Items from an interface collection
☆ ☆ ☆ ☆ ☆ ☆ ☆
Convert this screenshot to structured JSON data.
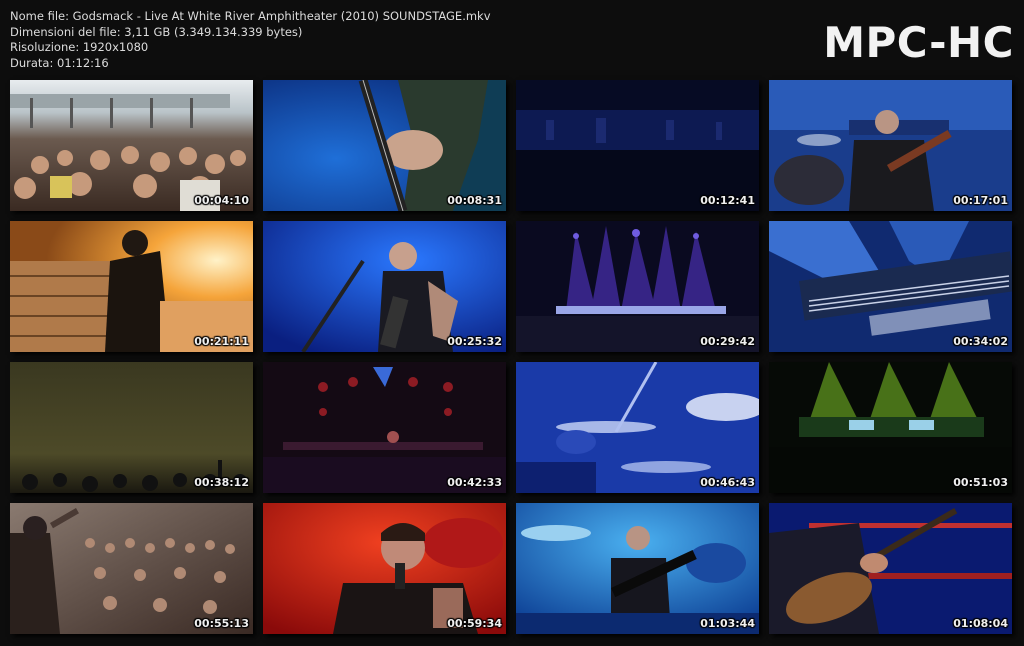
{
  "info": {
    "filename": "Nome file: Godsmack - Live At White River Amphitheater (2010) SOUNDSTAGE.mkv",
    "filesize": "Dimensioni del file: 3,11 GB (3.349.134.339 bytes)",
    "resolution": "Risoluzione: 1920x1080",
    "duration": "Durata: 01:12:16"
  },
  "logo": "MPC-HC",
  "thumbnails": [
    {
      "time": "00:04:10",
      "scene": "crowd-daylight"
    },
    {
      "time": "00:08:31",
      "scene": "guitarist-closeup-blue"
    },
    {
      "time": "00:12:41",
      "scene": "dark-stage-blue"
    },
    {
      "time": "00:17:01",
      "scene": "guitarist-drums-blue"
    },
    {
      "time": "00:21:11",
      "scene": "guitarist-fire"
    },
    {
      "time": "00:25:32",
      "scene": "singer-mic-blue"
    },
    {
      "time": "00:29:42",
      "scene": "stage-lights-wide"
    },
    {
      "time": "00:34:02",
      "scene": "guitar-hands-blue"
    },
    {
      "time": "00:38:12",
      "scene": "crowd-dark-haze"
    },
    {
      "time": "00:42:33",
      "scene": "stage-red-wide"
    },
    {
      "time": "00:46:43",
      "scene": "drum-cymbals-blue"
    },
    {
      "time": "00:51:03",
      "scene": "stage-green-lights"
    },
    {
      "time": "00:55:13",
      "scene": "crowd-singer-side"
    },
    {
      "time": "00:59:34",
      "scene": "singer-red"
    },
    {
      "time": "01:03:44",
      "scene": "guitarist-stage-blue"
    },
    {
      "time": "01:08:04",
      "scene": "guitar-closeup-blue"
    }
  ]
}
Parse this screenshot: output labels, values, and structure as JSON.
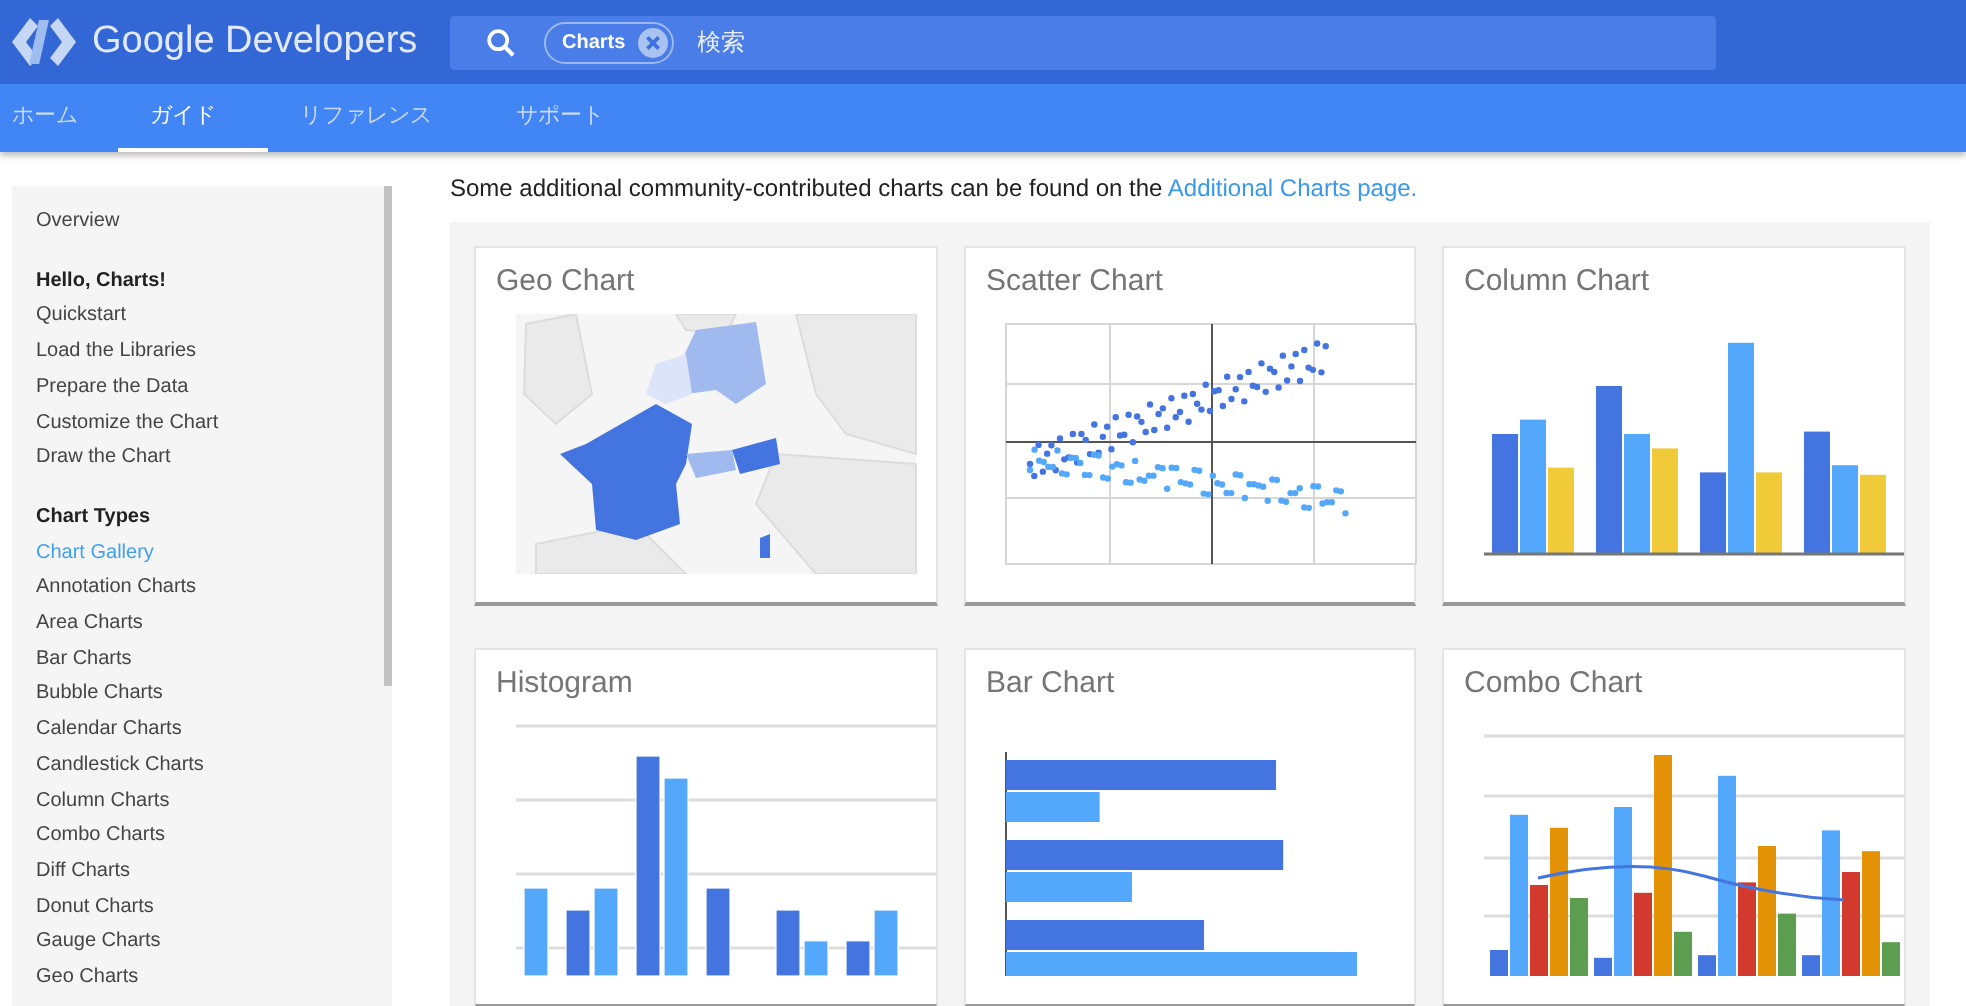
{
  "header": {
    "logo_text": "Google Developers",
    "search": {
      "chip": "Charts",
      "placeholder": "検索"
    }
  },
  "tabs": [
    {
      "label": "ホーム",
      "selected": false
    },
    {
      "label": "ガイド",
      "selected": true
    },
    {
      "label": "リファレンス",
      "selected": false
    },
    {
      "label": "サポート",
      "selected": false
    }
  ],
  "sidebar": {
    "items": [
      {
        "kind": "link",
        "label": "Overview",
        "selected": false
      },
      {
        "kind": "heading",
        "label": "Hello, Charts!"
      },
      {
        "kind": "link",
        "label": "Quickstart",
        "selected": false
      },
      {
        "kind": "link",
        "label": "Load the Libraries",
        "selected": false
      },
      {
        "kind": "link",
        "label": "Prepare the Data",
        "selected": false
      },
      {
        "kind": "link",
        "label": "Customize the Chart",
        "selected": false
      },
      {
        "kind": "link",
        "label": "Draw the Chart",
        "selected": false
      },
      {
        "kind": "heading",
        "label": "Chart Types"
      },
      {
        "kind": "link",
        "label": "Chart Gallery",
        "selected": true
      },
      {
        "kind": "link",
        "label": "Annotation Charts",
        "selected": false
      },
      {
        "kind": "link",
        "label": "Area Charts",
        "selected": false
      },
      {
        "kind": "link",
        "label": "Bar Charts",
        "selected": false
      },
      {
        "kind": "link",
        "label": "Bubble Charts",
        "selected": false
      },
      {
        "kind": "link",
        "label": "Calendar Charts",
        "selected": false
      },
      {
        "kind": "link",
        "label": "Candlestick Charts",
        "selected": false
      },
      {
        "kind": "link",
        "label": "Column Charts",
        "selected": false
      },
      {
        "kind": "link",
        "label": "Combo Charts",
        "selected": false
      },
      {
        "kind": "link",
        "label": "Diff Charts",
        "selected": false
      },
      {
        "kind": "link",
        "label": "Donut Charts",
        "selected": false
      },
      {
        "kind": "link",
        "label": "Gauge Charts",
        "selected": false
      },
      {
        "kind": "link",
        "label": "Geo Charts",
        "selected": false
      }
    ]
  },
  "intro": {
    "text": "Some additional community-contributed charts can be found on the",
    "link": "Additional Charts page."
  },
  "gallery": [
    {
      "title": "Geo Chart",
      "kind": "geo"
    },
    {
      "title": "Scatter Chart",
      "kind": "scatter"
    },
    {
      "title": "Column Chart",
      "kind": "column"
    },
    {
      "title": "Histogram",
      "kind": "histogram"
    },
    {
      "title": "Bar Chart",
      "kind": "bar"
    },
    {
      "title": "Combo Chart",
      "kind": "combo"
    }
  ]
}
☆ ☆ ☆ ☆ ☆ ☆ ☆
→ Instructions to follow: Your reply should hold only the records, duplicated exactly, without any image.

→ Exercise result:
Convert this screenshot to structured JSON data.
{
  "info": {
    "filename": "Nome file: Godsmack - Live At White River Amphitheater (2010) SOUNDSTAGE.mkv",
    "filesize": "Dimensioni del file: 3,11 GB (3.349.134.339 bytes)",
    "resolution": "Risoluzione: 1920x1080",
    "duration": "Durata: 01:12:16"
  },
  "logo": "MPC-HC",
  "thumbnails": [
    {
      "time": "00:04:10",
      "scene": "crowd-daylight"
    },
    {
      "time": "00:08:31",
      "scene": "guitarist-closeup-blue"
    },
    {
      "time": "00:12:41",
      "scene": "dark-stage-blue"
    },
    {
      "time": "00:17:01",
      "scene": "guitarist-drums-blue"
    },
    {
      "time": "00:21:11",
      "scene": "guitarist-fire"
    },
    {
      "time": "00:25:32",
      "scene": "singer-mic-blue"
    },
    {
      "time": "00:29:42",
      "scene": "stage-lights-wide"
    },
    {
      "time": "00:34:02",
      "scene": "guitar-hands-blue"
    },
    {
      "time": "00:38:12",
      "scene": "crowd-dark-haze"
    },
    {
      "time": "00:42:33",
      "scene": "stage-red-wide"
    },
    {
      "time": "00:46:43",
      "scene": "drum-cymbals-blue"
    },
    {
      "time": "00:51:03",
      "scene": "stage-green-lights"
    },
    {
      "time": "00:55:13",
      "scene": "crowd-singer-side"
    },
    {
      "time": "00:59:34",
      "scene": "singer-red"
    },
    {
      "time": "01:03:44",
      "scene": "guitarist-stage-blue"
    },
    {
      "time": "01:08:04",
      "scene": "guitar-closeup-blue"
    }
  ]
}
Parse this screenshot: output labels, values, and structure as JSON.
{
  "header": {
    "logo_text": "Google Developers",
    "search": {
      "chip": "Charts",
      "placeholder": "検索"
    }
  },
  "tabs": [
    {
      "label": "ホーム",
      "selected": false
    },
    {
      "label": "ガイド",
      "selected": true
    },
    {
      "label": "リファレンス",
      "selected": false
    },
    {
      "label": "サポート",
      "selected": false
    }
  ],
  "sidebar": {
    "items": [
      {
        "kind": "link",
        "label": "Overview",
        "selected": false
      },
      {
        "kind": "heading",
        "label": "Hello, Charts!"
      },
      {
        "kind": "link",
        "label": "Quickstart",
        "selected": false
      },
      {
        "kind": "link",
        "label": "Load the Libraries",
        "selected": false
      },
      {
        "kind": "link",
        "label": "Prepare the Data",
        "selected": false
      },
      {
        "kind": "link",
        "label": "Customize the Chart",
        "selected": false
      },
      {
        "kind": "link",
        "label": "Draw the Chart",
        "selected": false
      },
      {
        "kind": "heading",
        "label": "Chart Types"
      },
      {
        "kind": "link",
        "label": "Chart Gallery",
        "selected": true
      },
      {
        "kind": "link",
        "label": "Annotation Charts",
        "selected": false
      },
      {
        "kind": "link",
        "label": "Area Charts",
        "selected": false
      },
      {
        "kind": "link",
        "label": "Bar Charts",
        "selected": false
      },
      {
        "kind": "link",
        "label": "Bubble Charts",
        "selected": false
      },
      {
        "kind": "link",
        "label": "Calendar Charts",
        "selected": false
      },
      {
        "kind": "link",
        "label": "Candlestick Charts",
        "selected": false
      },
      {
        "kind": "link",
        "label": "Column Charts",
        "selected": false
      },
      {
        "kind": "link",
        "label": "Combo Charts",
        "selected": false
      },
      {
        "kind": "link",
        "label": "Diff Charts",
        "selected": false
      },
      {
        "kind": "link",
        "label": "Donut Charts",
        "selected": false
      },
      {
        "kind": "link",
        "label": "Gauge Charts",
        "selected": false
      },
      {
        "kind": "link",
        "label": "Geo Charts",
        "selected": false
      }
    ]
  },
  "intro": {
    "text": "Some additional community-contributed charts can be found on the",
    "link": "Additional Charts page."
  },
  "gallery": [
    {
      "title": "Geo Chart",
      "kind": "geo"
    },
    {
      "title": "Scatter Chart",
      "kind": "scatter"
    },
    {
      "title": "Column Chart",
      "kind": "column"
    },
    {
      "title": "Histogram",
      "kind": "histogram"
    },
    {
      "title": "Bar Chart",
      "kind": "bar"
    },
    {
      "title": "Combo Chart",
      "kind": "combo"
    }
  ]
}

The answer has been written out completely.